> **Data extracted from a collection**
# # # # # # #

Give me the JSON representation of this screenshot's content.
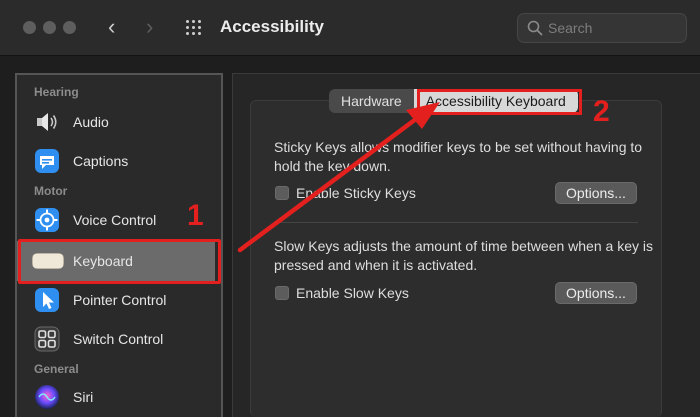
{
  "window": {
    "title": "Accessibility",
    "search_placeholder": "Search"
  },
  "sidebar": {
    "sections": [
      {
        "label": "Hearing"
      },
      {
        "label": "Motor"
      },
      {
        "label": "General"
      }
    ],
    "items": [
      {
        "label": "Audio",
        "icon": "speaker-icon"
      },
      {
        "label": "Captions",
        "icon": "captions-icon"
      },
      {
        "label": "Voice Control",
        "icon": "voice-control-icon"
      },
      {
        "label": "Keyboard",
        "icon": "keyboard-icon",
        "selected": true
      },
      {
        "label": "Pointer Control",
        "icon": "pointer-icon"
      },
      {
        "label": "Switch Control",
        "icon": "switch-control-icon"
      },
      {
        "label": "Siri",
        "icon": "siri-icon"
      }
    ]
  },
  "tabs": [
    {
      "label": "Hardware"
    },
    {
      "label": "Accessibility Keyboard",
      "active": true
    }
  ],
  "sticky": {
    "description": "Sticky Keys allows modifier keys to be set without having to hold the key down.",
    "checkbox_label": "Enable Sticky Keys",
    "button_label": "Options..."
  },
  "slow": {
    "description": "Slow Keys adjusts the amount of time between when a key is pressed and when it is activated.",
    "checkbox_label": "Enable Slow Keys",
    "button_label": "Options..."
  },
  "annotations": {
    "step1": "1",
    "step2": "2",
    "color": "#e3201d"
  }
}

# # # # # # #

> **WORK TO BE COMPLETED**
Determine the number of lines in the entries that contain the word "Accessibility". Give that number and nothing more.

> **WRITTEN REPLY**
2